Last Wednesday, Interboro and friends hosted the inaugural event of “Engaging the City: the Accompanied Library Lectures on Urbanism.” We’re pleased to report that it was an enormous success. Interboro’s introduction to the series drew laughter. Our inaugural speaker, Nelson Brissac, was an ace. The crowd was large, and appeared earnest. The Accompanied Library ladies were charming as always. The wine was cheap but abundant. The post-lecture dinner at L’Express was very enjoyable.
Let’s hope future events turn out as nice as this one did.
In the meantime, Interboro would like to say some more things about this one.
Nelson, for those of you who don’t know, is a São Paulo-based philosopher who curates Arte/Cidade, a series of “urban interventions” in São Paulo. Nelson has published Paisagens Urbanas, and Arte/Cidade – Intervenções Urbanas, neither of which Interboro has read (Interboro doesn’t read Portuguese). Currently, Nelson is organizing MG/ES, a territorial project in the southeast region of Brazil.
Interboro first heard of Nelson when Daniela Fabricius – a friend and fellow curator of the ETC series – introduced it to Arte/Cidade. Interboro remembers being intrigued by Arte/Cidade’s method, which entails 1) surveying a territory a la Robert Smithson 2) researching the territory for several years, which entails “identifying uses, important fluxes and dynamics in the area, [and] showing them through the selection of specific urban situations,” and 3) inviting artists and architects to intervene in the territory in a way that sufficiently engages the territory’s fluxes and dynamics. This sounds pretty simple, but Interboro can’t think of anything quite like it. As Nelson puts it on the website, “Arte/Cidade proposes a new modality of urban intervention: to start from an entire region, including the urban restructuring processes, architectural elements, existing occupation forms and the foreseen or in-progress operations.”
Instead of a site, what you end up with is “an intensive urban cartography that evidences the area complexity and dynamics, disclosing zones of action and articulation intervals: an indeterminate and fluid territory.”
Ideally, these “zones of action” would dissuade “conventional aesthetic approaches of sculptural character,” inspiring instead “relations with the built, the immediate urban environment and the region.” Or, to put it another way, “the interventions should not be determined by the consideration of an isolated object,” but should “introduce new possibilities of perception of the situations, through the relations with the different involved scales and the diverse implied urbanistic and social processes, the successive space restructuration and the distinct forms of occupation.”
This sounds pretty good to Interboro, representing as it does a somewhat unspectacular approach to public art. The idea that public art can introduce new possibilities of perception of various urban dynamics is almost inspiring enough to want to make Interboro switch careers. Anyway, it’s a heck of a good way of engaging the city.

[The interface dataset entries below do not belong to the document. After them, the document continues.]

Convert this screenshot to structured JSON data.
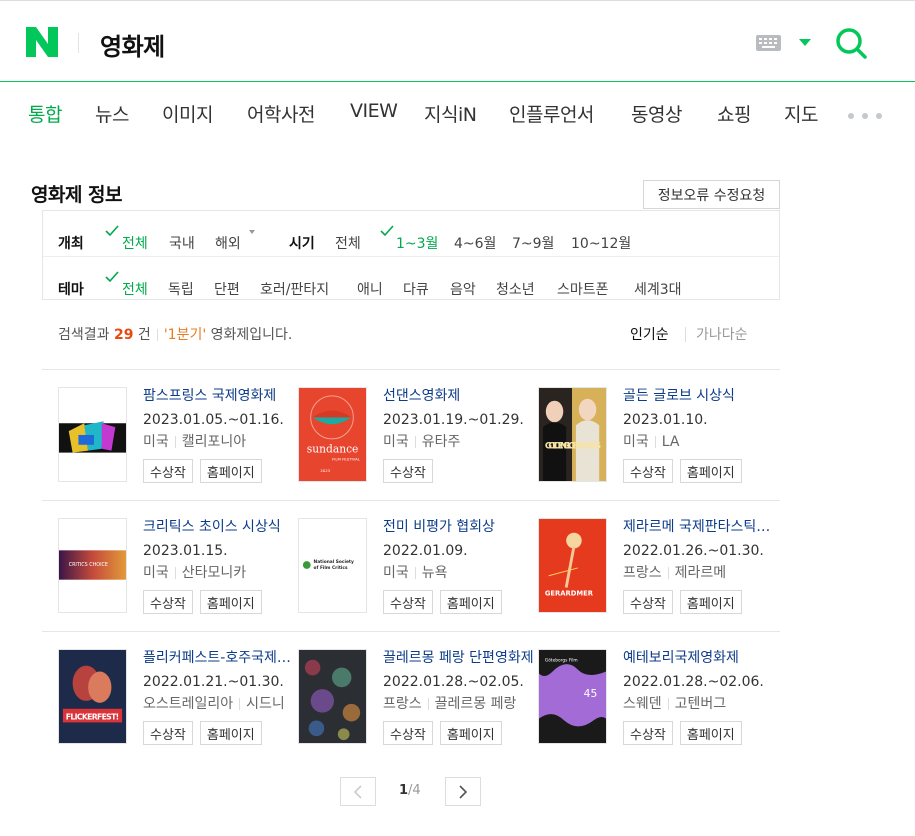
{
  "header": {
    "query": "영화제",
    "brand_color": "#03c75a"
  },
  "tabs": [
    {
      "label": "통합",
      "active": true
    },
    {
      "label": "뉴스"
    },
    {
      "label": "이미지"
    },
    {
      "label": "어학사전"
    },
    {
      "label": "VIEW"
    },
    {
      "label": "지식iN"
    },
    {
      "label": "인플루언서"
    },
    {
      "label": "동영상"
    },
    {
      "label": "쇼핑"
    },
    {
      "label": "지도"
    }
  ],
  "section": {
    "title": "영화제 정보",
    "report_button": "정보오류 수정요청"
  },
  "filters": {
    "venue_label": "개최",
    "venue_options": [
      "전체",
      "국내",
      "해외"
    ],
    "period_label": "시기",
    "period_options": [
      "전체",
      "1~3월",
      "4~6월",
      "7~9월",
      "10~12월"
    ],
    "theme_label": "테마",
    "theme_options": [
      "전체",
      "독립",
      "단편",
      "호러/판타지",
      "애니",
      "다큐",
      "음악",
      "청소년",
      "스마트폰",
      "세계3대"
    ]
  },
  "summary": {
    "prefix": "검색결과",
    "count": "29",
    "unit": "건",
    "quarter": "'1분기'",
    "suffix": "영화제입니다."
  },
  "sort": {
    "popular": "인기순",
    "alphabetical": "가나다순"
  },
  "buttons": {
    "award": "수상작",
    "homepage": "홈페이지"
  },
  "festivals": [
    {
      "name": "팜스프링스 국제영화제",
      "date": "2023.01.05.~01.16.",
      "country": "미국",
      "city": "캘리포니아"
    },
    {
      "name": "선댄스영화제",
      "date": "2023.01.19.~01.29.",
      "country": "미국",
      "city": "유타주"
    },
    {
      "name": "골든 글로브 시상식",
      "date": "2023.01.10.",
      "country": "미국",
      "city": "LA"
    },
    {
      "name": "크리틱스 초이스 시상식",
      "date": "2023.01.15.",
      "country": "미국",
      "city": "산타모니카"
    },
    {
      "name": "전미 비평가 협회상",
      "date": "2022.01.09.",
      "country": "미국",
      "city": "뉴욕"
    },
    {
      "name": "제라르메 국제판타스틱영화제",
      "date": "2022.01.26.~01.30.",
      "country": "프랑스",
      "city": "제라르메"
    },
    {
      "name": "플리커페스트-호주국제단편영화제",
      "date": "2022.01.21.~01.30.",
      "country": "오스트레일리아",
      "city": "시드니"
    },
    {
      "name": "끌레르몽 페랑 단편영화제",
      "date": "2022.01.28.~02.05.",
      "country": "프랑스",
      "city": "끌레르몽 페랑"
    },
    {
      "name": "예테보리국제영화제",
      "date": "2022.01.28.~02.06.",
      "country": "스웨덴",
      "city": "고텐버그"
    }
  ],
  "posters": {
    "sundance_word": "sundance",
    "sundance_sub": "FILM FESTIVAL",
    "sundance_year": "2023",
    "nsfc_line1": "National Society",
    "nsfc_line2": "of Film Critics",
    "golden_globe_text": "GOLDEN GLOBE AWARDS",
    "gerardmer_text": "GERARDMER",
    "flickerfest_text": "FLICKERFEST!",
    "gothenburg_text": "Göteborgs Film",
    "gothenburg_number": "45",
    "critics_choice_text": "CRITICS CHOICE"
  },
  "pager": {
    "current": "1",
    "total": "/4"
  }
}
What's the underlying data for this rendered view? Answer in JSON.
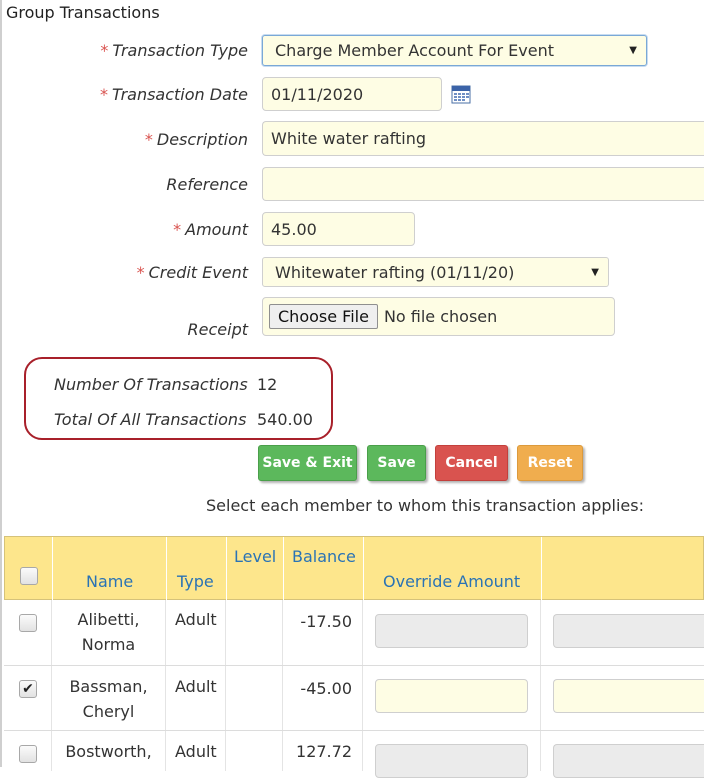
{
  "section_title": "Group Transactions",
  "form": {
    "required_marker": "*",
    "transaction_type": {
      "label": "Transaction Type",
      "value": "Charge Member Account For Event"
    },
    "transaction_date": {
      "label": "Transaction Date",
      "value": "01/11/2020"
    },
    "description": {
      "label": "Description",
      "value": "White water rafting"
    },
    "reference": {
      "label": "Reference",
      "value": ""
    },
    "amount": {
      "label": "Amount",
      "value": "45.00"
    },
    "credit_event": {
      "label": "Credit Event",
      "value": "Whitewater rafting (01/11/20)"
    },
    "receipt": {
      "label": "Receipt",
      "button": "Choose File",
      "status": "No file chosen"
    }
  },
  "summary": {
    "count_label": "Number Of Transactions",
    "count_value": "12",
    "total_label": "Total Of All Transactions",
    "total_value": "540.00"
  },
  "buttons": {
    "save_exit": "Save & Exit",
    "save": "Save",
    "cancel": "Cancel",
    "reset": "Reset"
  },
  "instruction": "Select each member to whom this transaction applies:",
  "table": {
    "headers": {
      "name": "Name",
      "type": "Type",
      "level": "Level",
      "balance": "Balance",
      "override": "Override Amount"
    },
    "rows": [
      {
        "name_line1": "Alibetti,",
        "name_line2": "Norma",
        "type": "Adult",
        "level": "",
        "balance": "-17.50",
        "checked": false
      },
      {
        "name_line1": "Bassman,",
        "name_line2": "Cheryl",
        "type": "Adult",
        "level": "",
        "balance": "-45.00",
        "checked": true
      },
      {
        "name_line1": "Bostworth,",
        "name_line2": "",
        "type": "Adult",
        "level": "",
        "balance": "127.72",
        "checked": false
      }
    ]
  },
  "icons": {
    "calendar": "calendar-icon",
    "dropdown": "triangle-down-icon",
    "check": "checkmark-icon"
  },
  "colors": {
    "required": "#d9534f",
    "input_bg": "#fefde4",
    "header_bg": "#fde68c",
    "header_text": "#2a73b5",
    "highlight": "#a8202a"
  }
}
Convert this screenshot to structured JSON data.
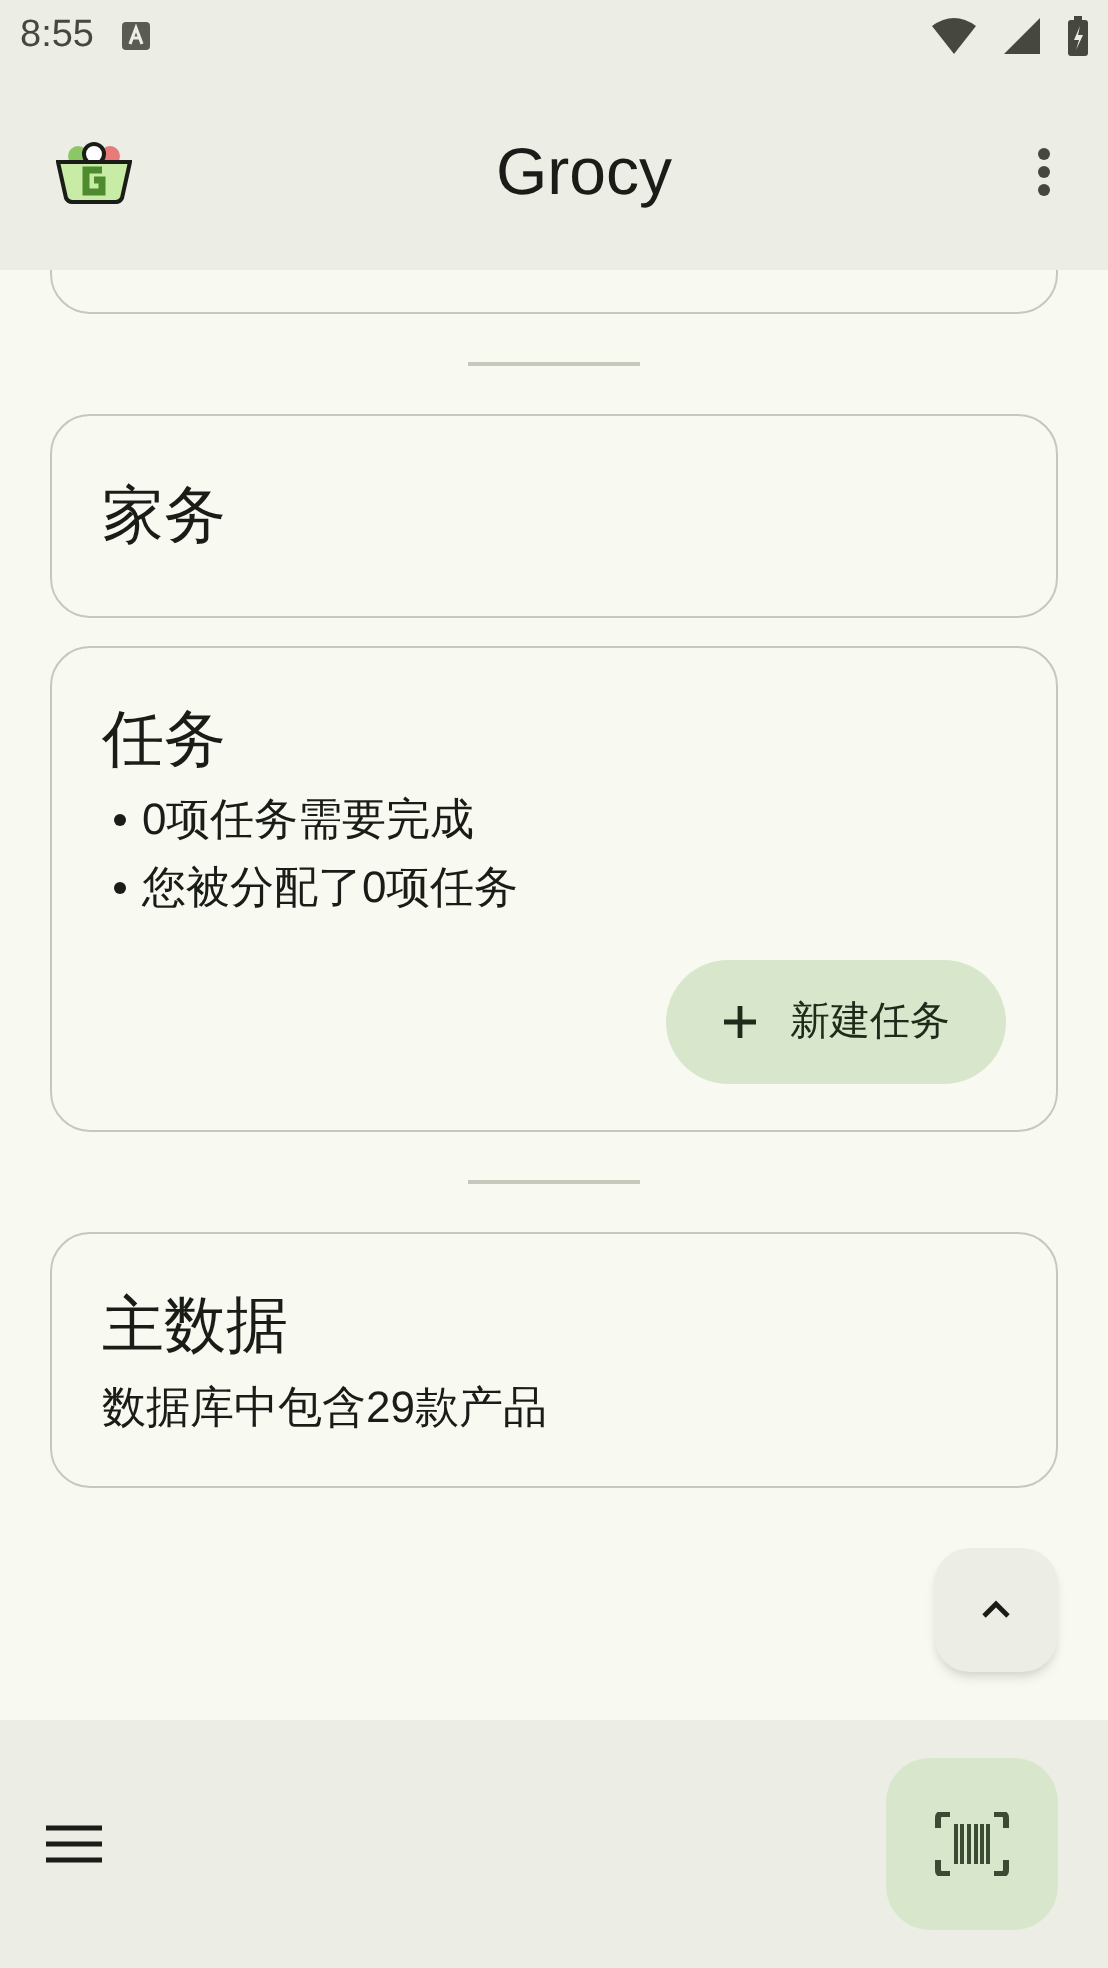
{
  "status_bar": {
    "time": "8:55"
  },
  "app_bar": {
    "title": "Grocy"
  },
  "cards": [
    {
      "kind": "cut"
    },
    {
      "kind": "title",
      "title": "家务"
    },
    {
      "kind": "list",
      "title": "任务",
      "items": [
        "0项任务需要完成",
        "您被分配了0项任务"
      ],
      "button": "新建任务"
    },
    {
      "kind": "text",
      "title": "主数据",
      "text": "数据库中包含29款产品"
    }
  ]
}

What’s interesting about the interventions themselves is that, while the territories Arte/Cidade selects for interventions range in scale from large to enormous (1,000 km in the case of MG/ES) the interventions themselves tend to be quite small in scale. Unlike, say, the megastructuralists of the 70s, who thought thinking big meant imagining Star Wars-styled “megastructures” of unprecedented scales, the artists and architects solicited by Arte/Cidade think big to think small. The good interventions show that an understanding of broad, regional dynamics can manifest itself in a few square feet. Call it a variation on the “think globally, act locally” theme.
This is an important lesson, not only for aspiring megastructuralists, but for legions of urban planning students who are routinely dissuaded from thinking / acting on smaller scales. Regional dynamics don’t effect only regions; regional dynamics effect cities, neighborhoods, blocks, buildings, apartments, desks, and so on. No matter how large, spatial dynamics operate across scales, acting differently in each.
But we’re getting off topic. The point was to say: thanks, Nelson! Good work ETC team! Please come to the next event everyone!